Recently the BRIC nations issued a statement giving the US until the end of this year to approve the reforms. Included in that statement was the threat that if the approval is not done this year, it would be time to take steps to bypass the US and IMF and move on with other institutions. The BRIC nations have been steadily working on those institutions in what I call "Plan B" all along.
Until recently, we have not been given much insight into the details of these plans or any possible timing for implementation. But now we have articles appearing that indicate that in 2015 they will be ready to start moving forward without the IMF if that is what is required.
This article is interesting because it is written from the Russian point of view so you get to see how they think about all this. In addition, the article re-confirms the 2015 target date for the new BRIC led global financial institutions and that significant funding is being discussed to start up the bank. It lists two options for the BRICs including this one:
"Some believe that a kind of revolution could soon occur in the IMF: a decision on reforming the fund will have to be made without U.S. participation... But formally the Fund's charter in the form it has had since the Jamaica Conference in 1976 will not permit this. Such a revolution will in fact mean not a reformation of the IMF, but the creation of a new organization with a new charter on its foundation - and without the U.S."
Since the IMF charter will not allow a "revolution from within the IMF" the article then goes on to discuss the second option:
"There is one more possible option. It is already fairly well worked out and has every chance of success. This is the Currency Pool (Currency Reserves Pool) and the Development Bank of the BRICS countries. The main decision to create these organizations was made at the meeting of BRICS countries on the eve of the G20 summit in St. Petersburg in September 2013. The BRICS Currency Pool and Development Bank will have capitalization of 100 billion dollars each. Operation is planned to start in 2015. Currently such questions as the schedule of capital formation, the shares (quotas) of individual countries, and the location of the headquarters of both organizations are being decided. These international organizations of the BRICS countries could become crystallization points which attract other countries to themselves. Who knows: maybe in time they could become financial organization which could replace the International Monetary Fund and the World Bank."
"As we can see, in both options for getting out of the current dead end, the IMF has no place in the new world financial order."

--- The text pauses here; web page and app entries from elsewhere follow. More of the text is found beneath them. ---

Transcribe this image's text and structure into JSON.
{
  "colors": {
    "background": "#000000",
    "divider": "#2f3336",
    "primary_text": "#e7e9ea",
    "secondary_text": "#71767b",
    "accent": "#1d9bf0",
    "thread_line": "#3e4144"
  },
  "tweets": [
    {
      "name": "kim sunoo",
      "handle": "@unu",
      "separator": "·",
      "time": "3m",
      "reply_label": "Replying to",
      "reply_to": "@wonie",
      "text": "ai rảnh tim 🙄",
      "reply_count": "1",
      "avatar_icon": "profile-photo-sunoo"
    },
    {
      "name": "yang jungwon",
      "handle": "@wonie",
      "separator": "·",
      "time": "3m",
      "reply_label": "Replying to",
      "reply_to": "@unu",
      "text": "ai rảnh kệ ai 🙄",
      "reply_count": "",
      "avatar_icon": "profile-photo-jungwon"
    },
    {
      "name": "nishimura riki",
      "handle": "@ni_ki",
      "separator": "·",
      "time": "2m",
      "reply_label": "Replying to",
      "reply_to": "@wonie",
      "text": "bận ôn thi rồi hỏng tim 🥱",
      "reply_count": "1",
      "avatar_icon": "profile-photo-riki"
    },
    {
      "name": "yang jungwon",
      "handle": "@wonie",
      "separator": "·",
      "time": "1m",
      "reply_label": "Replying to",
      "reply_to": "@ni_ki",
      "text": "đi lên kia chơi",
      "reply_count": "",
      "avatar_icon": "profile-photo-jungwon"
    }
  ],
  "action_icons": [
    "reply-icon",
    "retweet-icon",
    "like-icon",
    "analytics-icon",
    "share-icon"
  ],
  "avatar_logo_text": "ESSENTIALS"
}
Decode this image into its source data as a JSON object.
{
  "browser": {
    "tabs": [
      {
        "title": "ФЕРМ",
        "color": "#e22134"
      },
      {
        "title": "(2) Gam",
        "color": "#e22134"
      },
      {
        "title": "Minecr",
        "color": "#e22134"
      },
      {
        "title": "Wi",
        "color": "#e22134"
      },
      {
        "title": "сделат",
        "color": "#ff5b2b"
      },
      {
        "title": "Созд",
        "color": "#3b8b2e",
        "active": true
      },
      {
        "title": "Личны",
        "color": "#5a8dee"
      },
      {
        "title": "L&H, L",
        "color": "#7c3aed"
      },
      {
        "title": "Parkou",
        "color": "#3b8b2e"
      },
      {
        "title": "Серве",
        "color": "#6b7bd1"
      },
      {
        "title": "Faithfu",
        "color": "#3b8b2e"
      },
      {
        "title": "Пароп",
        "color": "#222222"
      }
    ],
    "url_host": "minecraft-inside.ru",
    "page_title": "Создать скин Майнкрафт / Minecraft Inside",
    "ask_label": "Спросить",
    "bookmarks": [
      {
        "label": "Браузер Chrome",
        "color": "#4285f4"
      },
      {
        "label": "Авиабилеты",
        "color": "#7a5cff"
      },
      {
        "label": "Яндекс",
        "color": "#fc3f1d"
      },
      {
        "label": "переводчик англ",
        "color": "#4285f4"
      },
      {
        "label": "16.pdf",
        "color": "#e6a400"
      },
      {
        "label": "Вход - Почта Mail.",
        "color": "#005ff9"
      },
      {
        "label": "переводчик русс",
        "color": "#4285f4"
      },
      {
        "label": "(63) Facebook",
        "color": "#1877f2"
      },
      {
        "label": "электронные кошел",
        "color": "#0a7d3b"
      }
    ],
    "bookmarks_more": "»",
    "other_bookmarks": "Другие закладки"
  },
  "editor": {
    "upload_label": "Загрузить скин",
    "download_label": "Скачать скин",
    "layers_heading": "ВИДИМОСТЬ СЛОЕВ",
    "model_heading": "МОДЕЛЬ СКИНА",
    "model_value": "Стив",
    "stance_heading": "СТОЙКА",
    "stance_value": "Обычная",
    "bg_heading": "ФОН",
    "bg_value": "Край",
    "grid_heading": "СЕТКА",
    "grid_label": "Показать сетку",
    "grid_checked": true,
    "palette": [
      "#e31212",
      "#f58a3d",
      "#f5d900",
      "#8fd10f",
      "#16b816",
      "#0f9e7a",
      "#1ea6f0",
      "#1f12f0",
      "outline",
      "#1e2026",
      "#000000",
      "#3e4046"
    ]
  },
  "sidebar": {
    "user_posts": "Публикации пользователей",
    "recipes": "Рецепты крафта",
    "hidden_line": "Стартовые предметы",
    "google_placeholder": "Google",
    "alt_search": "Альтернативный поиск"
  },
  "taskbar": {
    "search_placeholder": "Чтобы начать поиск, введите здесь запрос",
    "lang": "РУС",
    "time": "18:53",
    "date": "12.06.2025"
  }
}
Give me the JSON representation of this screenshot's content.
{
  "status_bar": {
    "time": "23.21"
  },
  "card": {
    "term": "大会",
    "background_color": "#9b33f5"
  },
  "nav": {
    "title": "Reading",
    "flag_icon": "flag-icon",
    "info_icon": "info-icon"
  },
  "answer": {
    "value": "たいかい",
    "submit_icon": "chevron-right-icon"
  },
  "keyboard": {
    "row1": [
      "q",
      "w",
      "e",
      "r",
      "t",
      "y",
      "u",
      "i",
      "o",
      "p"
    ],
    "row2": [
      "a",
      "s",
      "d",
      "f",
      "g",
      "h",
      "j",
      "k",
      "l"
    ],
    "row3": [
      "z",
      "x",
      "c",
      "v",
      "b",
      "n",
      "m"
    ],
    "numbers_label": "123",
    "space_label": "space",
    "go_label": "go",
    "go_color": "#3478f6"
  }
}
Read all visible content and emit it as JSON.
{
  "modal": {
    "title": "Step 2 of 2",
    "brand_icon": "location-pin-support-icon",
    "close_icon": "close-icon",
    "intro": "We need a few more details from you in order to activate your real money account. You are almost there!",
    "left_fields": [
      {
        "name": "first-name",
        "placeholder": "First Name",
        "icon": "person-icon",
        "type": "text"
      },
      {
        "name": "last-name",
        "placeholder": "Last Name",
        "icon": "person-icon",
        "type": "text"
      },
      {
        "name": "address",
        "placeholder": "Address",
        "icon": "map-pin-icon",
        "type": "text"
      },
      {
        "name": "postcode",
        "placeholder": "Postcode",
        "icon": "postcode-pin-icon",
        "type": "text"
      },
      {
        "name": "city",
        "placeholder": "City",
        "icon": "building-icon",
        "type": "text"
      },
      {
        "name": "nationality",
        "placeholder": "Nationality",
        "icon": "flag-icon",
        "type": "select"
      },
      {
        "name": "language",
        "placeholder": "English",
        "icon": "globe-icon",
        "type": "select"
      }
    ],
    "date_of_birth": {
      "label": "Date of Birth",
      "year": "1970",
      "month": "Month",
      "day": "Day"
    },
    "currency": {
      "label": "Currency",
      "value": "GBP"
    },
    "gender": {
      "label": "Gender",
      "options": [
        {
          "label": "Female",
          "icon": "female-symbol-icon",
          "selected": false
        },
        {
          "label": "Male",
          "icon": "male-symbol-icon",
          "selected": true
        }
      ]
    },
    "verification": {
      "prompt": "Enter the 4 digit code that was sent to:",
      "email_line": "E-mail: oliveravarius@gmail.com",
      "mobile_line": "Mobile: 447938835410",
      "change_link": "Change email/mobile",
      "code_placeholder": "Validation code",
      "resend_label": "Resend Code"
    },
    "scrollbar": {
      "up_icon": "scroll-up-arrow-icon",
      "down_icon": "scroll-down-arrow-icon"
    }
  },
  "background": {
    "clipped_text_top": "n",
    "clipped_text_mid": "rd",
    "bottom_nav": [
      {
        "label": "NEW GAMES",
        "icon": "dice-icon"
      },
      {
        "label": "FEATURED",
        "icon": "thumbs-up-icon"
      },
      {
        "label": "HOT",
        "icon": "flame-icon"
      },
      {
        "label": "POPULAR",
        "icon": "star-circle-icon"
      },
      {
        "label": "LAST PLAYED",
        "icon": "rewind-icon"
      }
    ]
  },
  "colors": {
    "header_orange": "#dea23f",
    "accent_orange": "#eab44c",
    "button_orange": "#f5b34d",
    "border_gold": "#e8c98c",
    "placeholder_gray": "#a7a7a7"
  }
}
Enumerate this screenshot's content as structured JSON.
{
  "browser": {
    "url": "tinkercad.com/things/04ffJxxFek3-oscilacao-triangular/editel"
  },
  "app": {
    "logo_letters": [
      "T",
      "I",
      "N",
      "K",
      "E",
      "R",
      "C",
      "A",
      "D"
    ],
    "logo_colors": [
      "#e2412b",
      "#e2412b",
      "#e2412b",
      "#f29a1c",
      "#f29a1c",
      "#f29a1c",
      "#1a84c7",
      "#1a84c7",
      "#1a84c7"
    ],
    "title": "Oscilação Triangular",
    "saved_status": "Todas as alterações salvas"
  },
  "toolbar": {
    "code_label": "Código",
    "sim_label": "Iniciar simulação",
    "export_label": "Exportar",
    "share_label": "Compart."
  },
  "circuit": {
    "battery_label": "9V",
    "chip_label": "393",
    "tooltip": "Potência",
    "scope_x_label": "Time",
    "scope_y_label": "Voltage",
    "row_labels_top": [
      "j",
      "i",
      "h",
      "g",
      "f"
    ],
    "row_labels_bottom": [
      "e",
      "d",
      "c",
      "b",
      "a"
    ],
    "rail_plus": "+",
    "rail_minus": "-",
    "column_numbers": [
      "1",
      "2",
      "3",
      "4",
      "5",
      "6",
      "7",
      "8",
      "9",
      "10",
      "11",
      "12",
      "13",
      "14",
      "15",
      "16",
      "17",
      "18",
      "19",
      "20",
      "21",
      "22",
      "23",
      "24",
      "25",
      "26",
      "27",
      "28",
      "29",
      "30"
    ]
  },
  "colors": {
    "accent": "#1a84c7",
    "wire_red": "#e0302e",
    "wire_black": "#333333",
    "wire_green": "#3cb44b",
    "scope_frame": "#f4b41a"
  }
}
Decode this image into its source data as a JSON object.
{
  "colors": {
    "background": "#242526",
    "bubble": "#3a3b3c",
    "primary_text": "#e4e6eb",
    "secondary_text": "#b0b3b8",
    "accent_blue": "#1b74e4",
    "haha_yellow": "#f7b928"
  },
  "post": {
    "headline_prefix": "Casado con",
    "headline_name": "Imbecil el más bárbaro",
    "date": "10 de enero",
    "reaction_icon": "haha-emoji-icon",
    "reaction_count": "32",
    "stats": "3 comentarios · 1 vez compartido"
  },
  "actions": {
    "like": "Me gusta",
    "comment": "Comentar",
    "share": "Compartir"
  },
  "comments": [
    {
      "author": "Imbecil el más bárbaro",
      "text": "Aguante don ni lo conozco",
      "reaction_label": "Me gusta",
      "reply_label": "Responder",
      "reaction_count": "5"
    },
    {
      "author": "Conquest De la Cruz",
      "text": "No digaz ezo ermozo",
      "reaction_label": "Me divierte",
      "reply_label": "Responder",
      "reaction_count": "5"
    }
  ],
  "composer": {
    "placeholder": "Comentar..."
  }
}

This would, of course, have huge implications for what we are following on this blog. If the US dollar continues to get bypassed in global trade deals and especially energy deals , it will be a key signal to us that change is at hand. If the petrodollar comes to an end, demand for US dollars around the world will drop sharply. The value of the US dollar will be impacted significantly.
It is looking more and more like the end of 2014 is a real deadline because the BRIC nations are taking actual concrete steps to setup their own system. They have the capital to fund it. Nations around the world that need access to capital will then have a new alternative to the IMF and the World Bank. This would introduce something new to the global financial system. Competition. The IMF and World Bank would no longer be able to dictate terms to countries they loan money to. Those countries could seek out a better deal from the new kid on the block (the BRIC bank).
We are convinced this is the real story to follow over the next couple of years. How this is resolved will likely tell us what to expect in terms of major monetary system change and its impact on the value of the US dollar as world reserve currency. Something that will impact the entire world one way or another.